City-building, on the other hand, is where Frozenheim shines. Houses, as well all other structures, can slowly upgrade from tents to more permanent-looking structures as you improve the Jarls Longhouse, the core structure your settlement is built around.
Efficiently planning your city is an important part of Frozenheim. Creating little districts creates adjacency bonuses, where perk-giving buildings maximize the happiness of your population. Placing wells in strategic areas keeps fire at bay when raiders attack with runestones carrying the power of the Gods. Defenses like towers and palisades with gatehouses can be placed to stave off attacks, too.
Buildings like the blacksmith offer upgrades to troops in the form of percentile stat increases, but they offer no real visual change to troops. Tech tree improvements work in a similar vein but feel lackluster. And as much as I love the city-building elements, you’ll basically have a full city built in roughly 30-45 minutes, even with the odd incursion from hostile forces.
Runestones can be found on most of the maps and bestow a number of boons for your clan, though not outright; they require you to build a Temple in order to make use of their blessings. There are six runes to find on the map, and collecting all six grants you the mighty power of Ragnarok, essentially functioning as a Viking nuke to your foes.
While there could be some better balancing amongst the six, the two best early-to-mid game runes for blessings are Freyja and Bragi, allowing you to instantly regrow harvested forests and boost the production of buildings by 100%, respectively. The powers are on a very short cooldown timer, making them very spammable, which can feel a bit cheap at times, especially with the Ragnarok ability being able to smash buildings into dust.
Resource gathering itself is fairly lackluster, as well, with forests sprouting back up through farmland, which can be rather annoying. Eventually, I got to a point where I’d just use the market to trade for most goods selling excess leather or clothing and not even worrying about continued resource gathering.
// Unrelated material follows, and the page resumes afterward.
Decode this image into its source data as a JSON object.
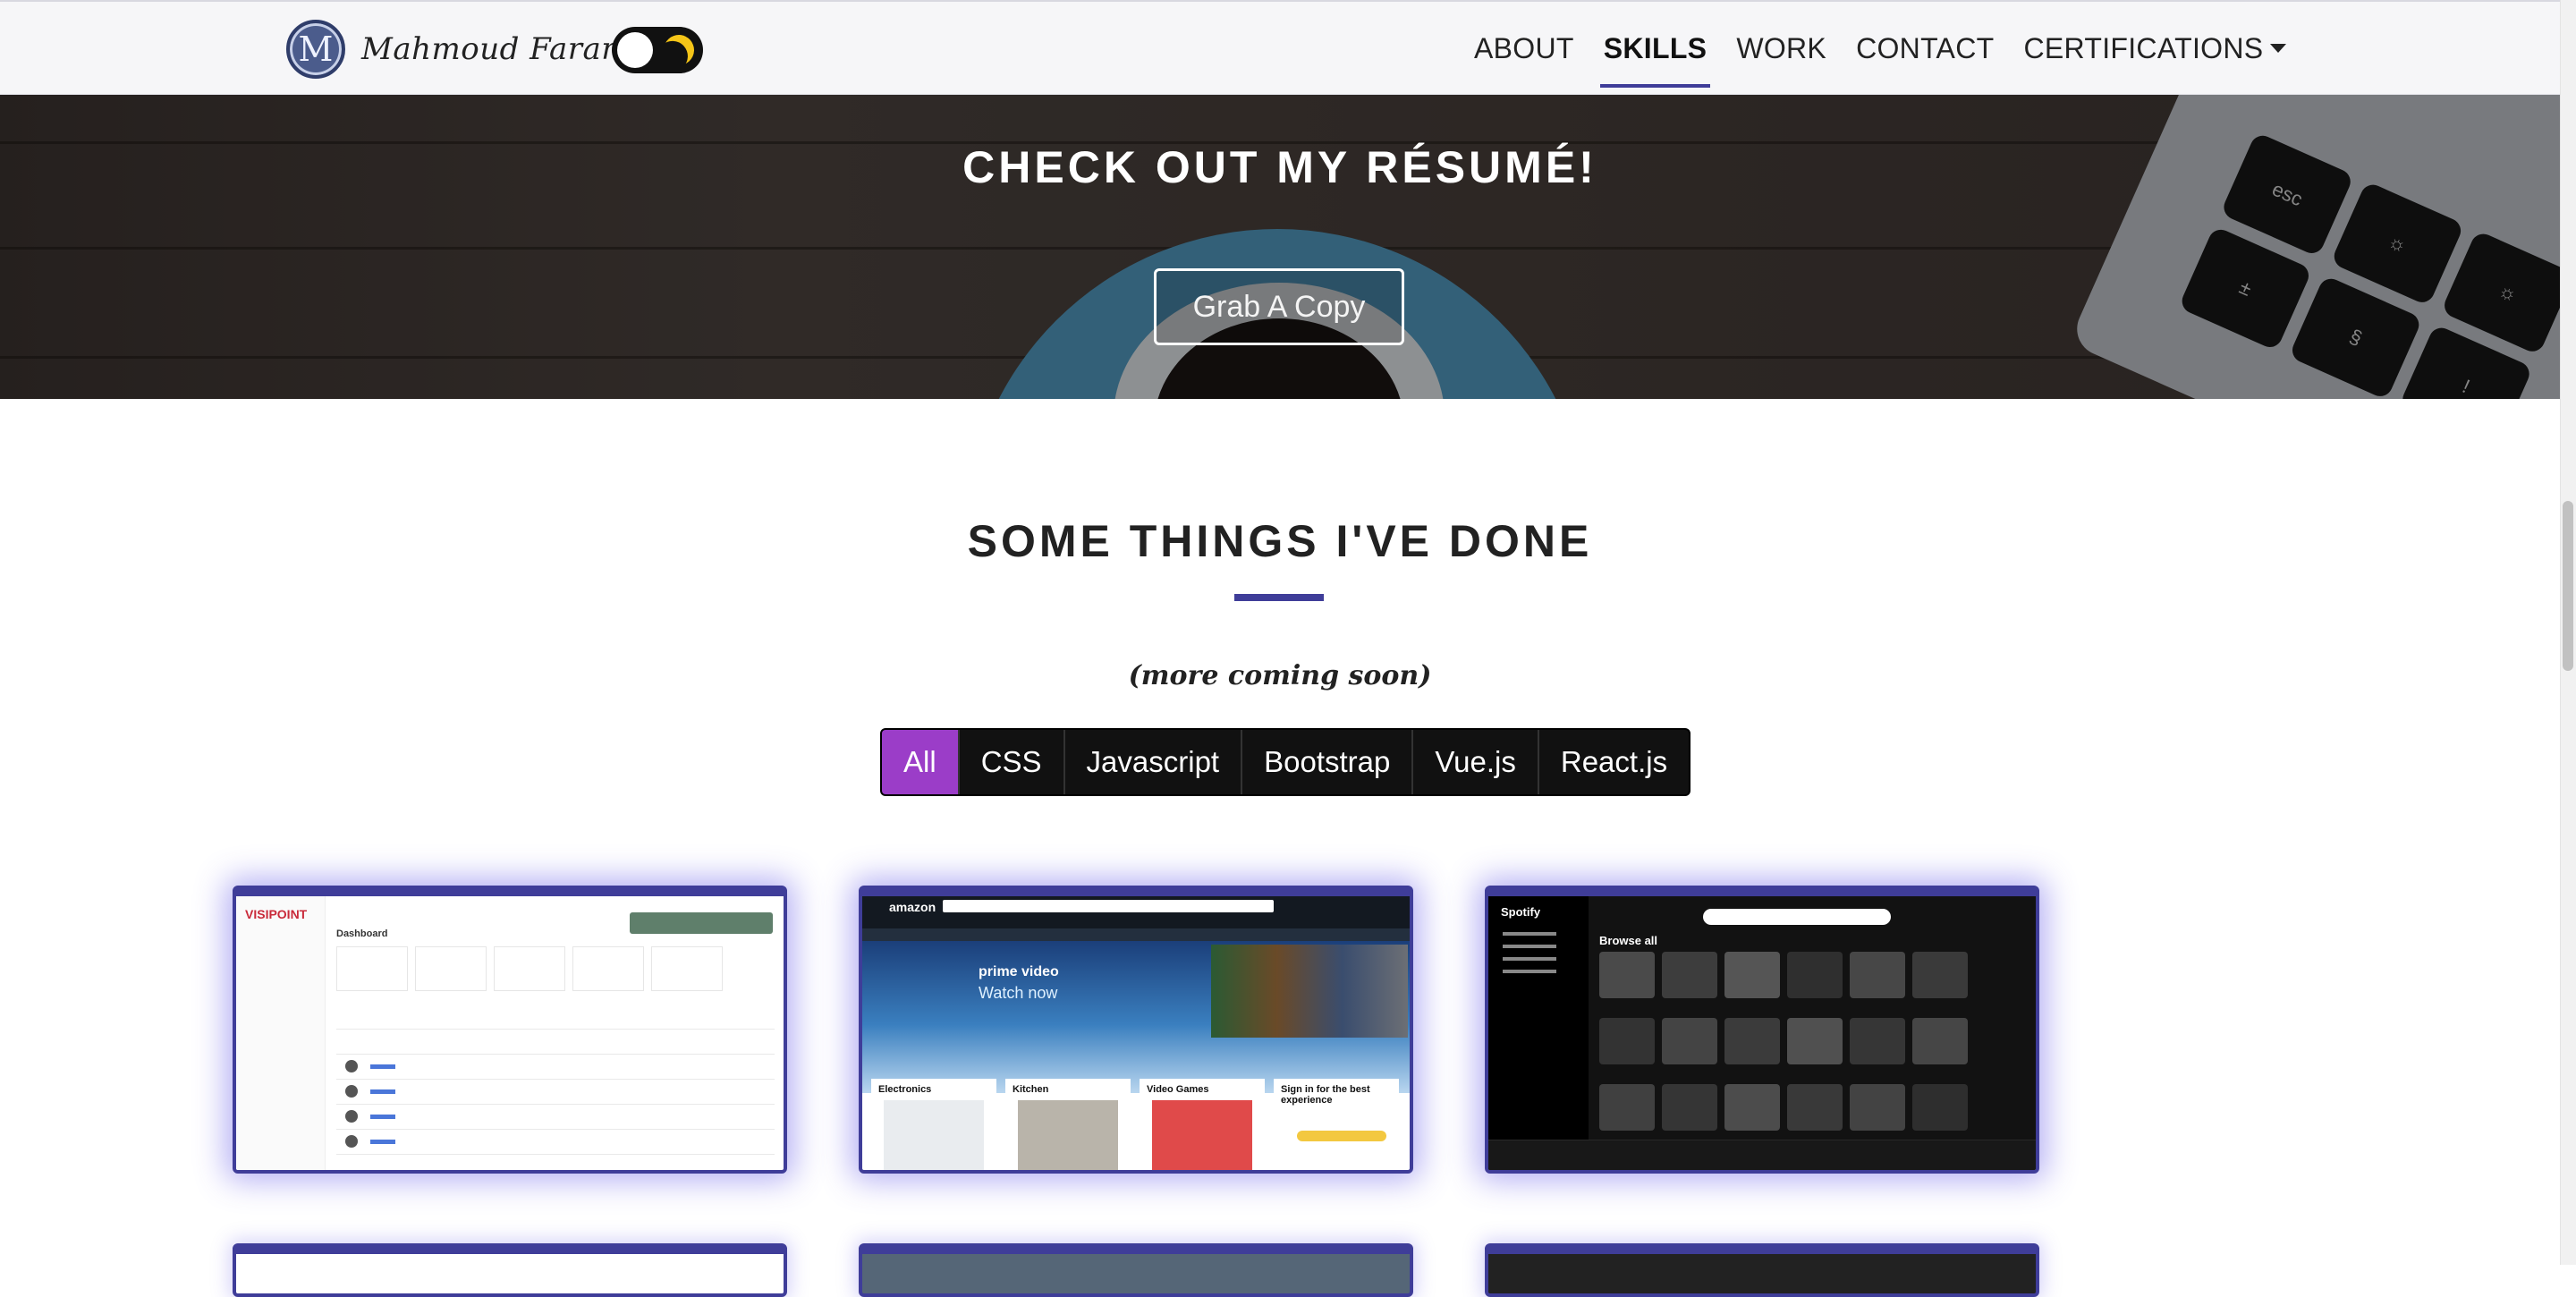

Graphically Frozenheim is stunning. There’s so much going on that I found myself stopping to watch things like the swaying of tree branches during a storm or deer grazing in the woods moments before my hunters dispatched them to feed my ever-growing population. Even the water lapping up on the shores has an allure.
This carries over to the building designs, as well. The thatching on the roofs, the rough, hand-hewn plank walls of the Longhouse, and the human-shaped wooden training dummies at the troop barracks — it all makes the game come to life.
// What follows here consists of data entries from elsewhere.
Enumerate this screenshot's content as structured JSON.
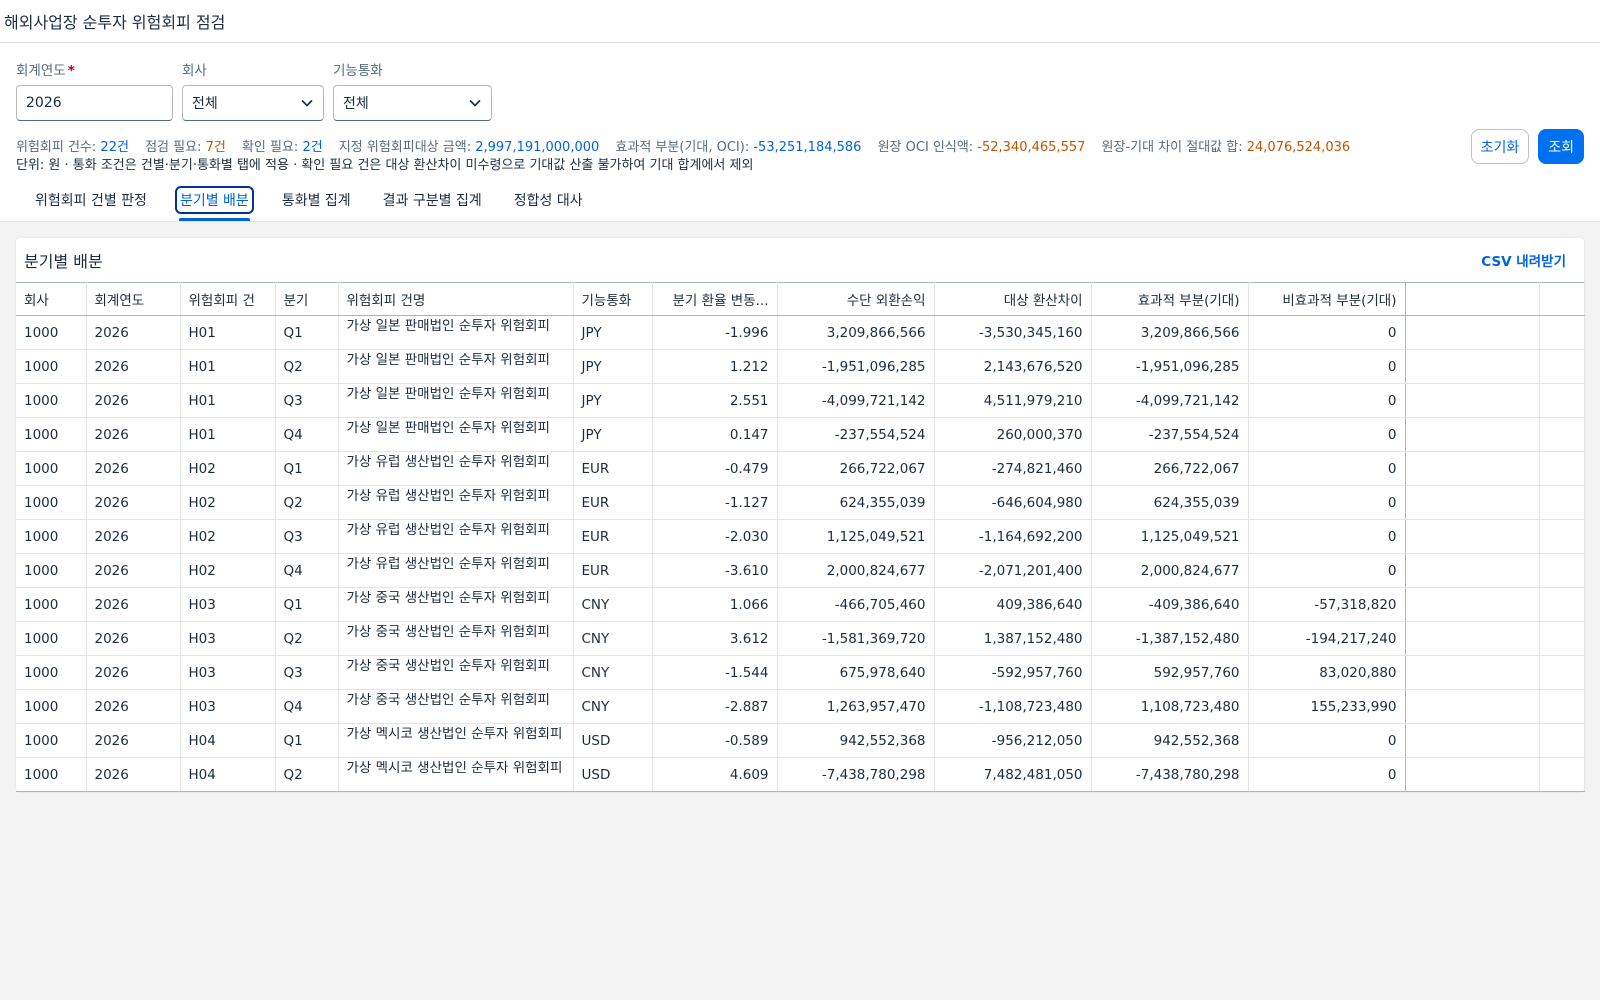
{
  "app": {
    "title": "해외사업장 순투자 위험회피 점검"
  },
  "filters": {
    "year": {
      "label": "회계연도",
      "required_mark": "*",
      "value": "2026"
    },
    "company": {
      "label": "회사",
      "value": "전체"
    },
    "currency": {
      "label": "기능통화",
      "value": "전체"
    }
  },
  "actions": {
    "reset_label": "초기화",
    "search_label": "조회"
  },
  "summary": {
    "items": [
      {
        "label": "위험회피 건수:",
        "value": "22건",
        "color": "blue"
      },
      {
        "label": "점검 필요:",
        "value": "7건",
        "color": "orange"
      },
      {
        "label": "확인 필요:",
        "value": "2건",
        "color": "blue"
      },
      {
        "label": "지정 위험회피대상 금액:",
        "value": "2,997,191,000,000",
        "color": "blue"
      },
      {
        "label": "효과적 부분(기대, OCI):",
        "value": "-53,251,184,586",
        "color": "blue"
      },
      {
        "label": "원장 OCI 인식액:",
        "value": "-52,340,465,557",
        "color": "orange"
      },
      {
        "label": "원장-기대 차이 절대값 합:",
        "value": "24,076,524,036",
        "color": "orange"
      }
    ],
    "note": "단위: 원 · 통화 조건은 건별·분기·통화별 탭에 적용 · 확인 필요 건은 대상 환산차이 미수령으로 기대값 산출 불가하여 기대 합계에서 제외"
  },
  "tabs": [
    {
      "label": "위험회피 건별 판정",
      "active": false
    },
    {
      "label": "분기별 배분",
      "active": true
    },
    {
      "label": "통화별 집계",
      "active": false
    },
    {
      "label": "결과 구분별 집계",
      "active": false
    },
    {
      "label": "정합성 대사",
      "active": false
    }
  ],
  "panel": {
    "title": "분기별 배분",
    "csv_label": "CSV 내려받기"
  },
  "table": {
    "columns": [
      "회사",
      "회계연도",
      "위험회피 건",
      "분기",
      "위험회피 건명",
      "기능통화",
      "분기 환율 변동...",
      "수단 외환손익",
      "대상 환산차이",
      "효과적 부분(기대)",
      "비효과적 부분(기대)"
    ],
    "rows": [
      [
        "1000",
        "2026",
        "H01",
        "Q1",
        "가상 일본 판매법인 순투자 위험회피",
        "JPY",
        "-1.996",
        "3,209,866,566",
        "-3,530,345,160",
        "3,209,866,566",
        "0"
      ],
      [
        "1000",
        "2026",
        "H01",
        "Q2",
        "가상 일본 판매법인 순투자 위험회피",
        "JPY",
        "1.212",
        "-1,951,096,285",
        "2,143,676,520",
        "-1,951,096,285",
        "0"
      ],
      [
        "1000",
        "2026",
        "H01",
        "Q3",
        "가상 일본 판매법인 순투자 위험회피",
        "JPY",
        "2.551",
        "-4,099,721,142",
        "4,511,979,210",
        "-4,099,721,142",
        "0"
      ],
      [
        "1000",
        "2026",
        "H01",
        "Q4",
        "가상 일본 판매법인 순투자 위험회피",
        "JPY",
        "0.147",
        "-237,554,524",
        "260,000,370",
        "-237,554,524",
        "0"
      ],
      [
        "1000",
        "2026",
        "H02",
        "Q1",
        "가상 유럽 생산법인 순투자 위험회피",
        "EUR",
        "-0.479",
        "266,722,067",
        "-274,821,460",
        "266,722,067",
        "0"
      ],
      [
        "1000",
        "2026",
        "H02",
        "Q2",
        "가상 유럽 생산법인 순투자 위험회피",
        "EUR",
        "-1.127",
        "624,355,039",
        "-646,604,980",
        "624,355,039",
        "0"
      ],
      [
        "1000",
        "2026",
        "H02",
        "Q3",
        "가상 유럽 생산법인 순투자 위험회피",
        "EUR",
        "-2.030",
        "1,125,049,521",
        "-1,164,692,200",
        "1,125,049,521",
        "0"
      ],
      [
        "1000",
        "2026",
        "H02",
        "Q4",
        "가상 유럽 생산법인 순투자 위험회피",
        "EUR",
        "-3.610",
        "2,000,824,677",
        "-2,071,201,400",
        "2,000,824,677",
        "0"
      ],
      [
        "1000",
        "2026",
        "H03",
        "Q1",
        "가상 중국 생산법인 순투자 위험회피",
        "CNY",
        "1.066",
        "-466,705,460",
        "409,386,640",
        "-409,386,640",
        "-57,318,820"
      ],
      [
        "1000",
        "2026",
        "H03",
        "Q2",
        "가상 중국 생산법인 순투자 위험회피",
        "CNY",
        "3.612",
        "-1,581,369,720",
        "1,387,152,480",
        "-1,387,152,480",
        "-194,217,240"
      ],
      [
        "1000",
        "2026",
        "H03",
        "Q3",
        "가상 중국 생산법인 순투자 위험회피",
        "CNY",
        "-1.544",
        "675,978,640",
        "-592,957,760",
        "592,957,760",
        "83,020,880"
      ],
      [
        "1000",
        "2026",
        "H03",
        "Q4",
        "가상 중국 생산법인 순투자 위험회피",
        "CNY",
        "-2.887",
        "1,263,957,470",
        "-1,108,723,480",
        "1,108,723,480",
        "155,233,990"
      ],
      [
        "1000",
        "2026",
        "H04",
        "Q1",
        "가상 멕시코 생산법인 순투자 위험회피",
        "USD",
        "-0.589",
        "942,552,368",
        "-956,212,050",
        "942,552,368",
        "0"
      ],
      [
        "1000",
        "2026",
        "H04",
        "Q2",
        "가상 멕시코 생산법인 순투자 위험회피",
        "USD",
        "4.609",
        "-7,438,780,298",
        "7,482,481,050",
        "-7,438,780,298",
        "0"
      ]
    ]
  },
  "colors": {
    "blue": "#0064d9",
    "orange": "#c35500",
    "primary": "#0070f2"
  }
}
The audio is equally enjoyable. Blending seamlessly with the background effects, the music isn't overly distracting or detracting from the natural sounds of nature and the various units and NPCs in the towns.
There are still some glitchy issues I noticed during my time with the game. Sometimes the game won't register you've clicked on units. It generally isn’t much of a problem, though, as I instinctually click-drag-select from years playing this genre. Also, the camera can get pretty wonky while scouting the map, unveiling the fog-of-war, especially around mountainous areas of the terrain. These aren't game-breaking issues, but just a bit of polish that could be addressed.
Frozenheim Review — The Bottom Line
- Attractive visuals and audio.
- Virtually no learning curve.
- Graphically stunning.
- Strategic city-building.
- Single-player and multiplayer options.
- Semi-stale combat.
- Spammable, somewhat unbalanced runestones.
- Some UI and camera issues.
- Lackluster resource management.
Frozenheim is a solid addition to the city-building RTS genre. The game is pretty to look at and the game loop, though a bit short, is enjoyable with virtually no learning curve. With a number of single-player options and multiplayer capability, there are plenty of hours worth of enjoyment here, but nothing new or genre-defining.
[Note: Hyperstrange provided the copy of Frozenheim used for this review.]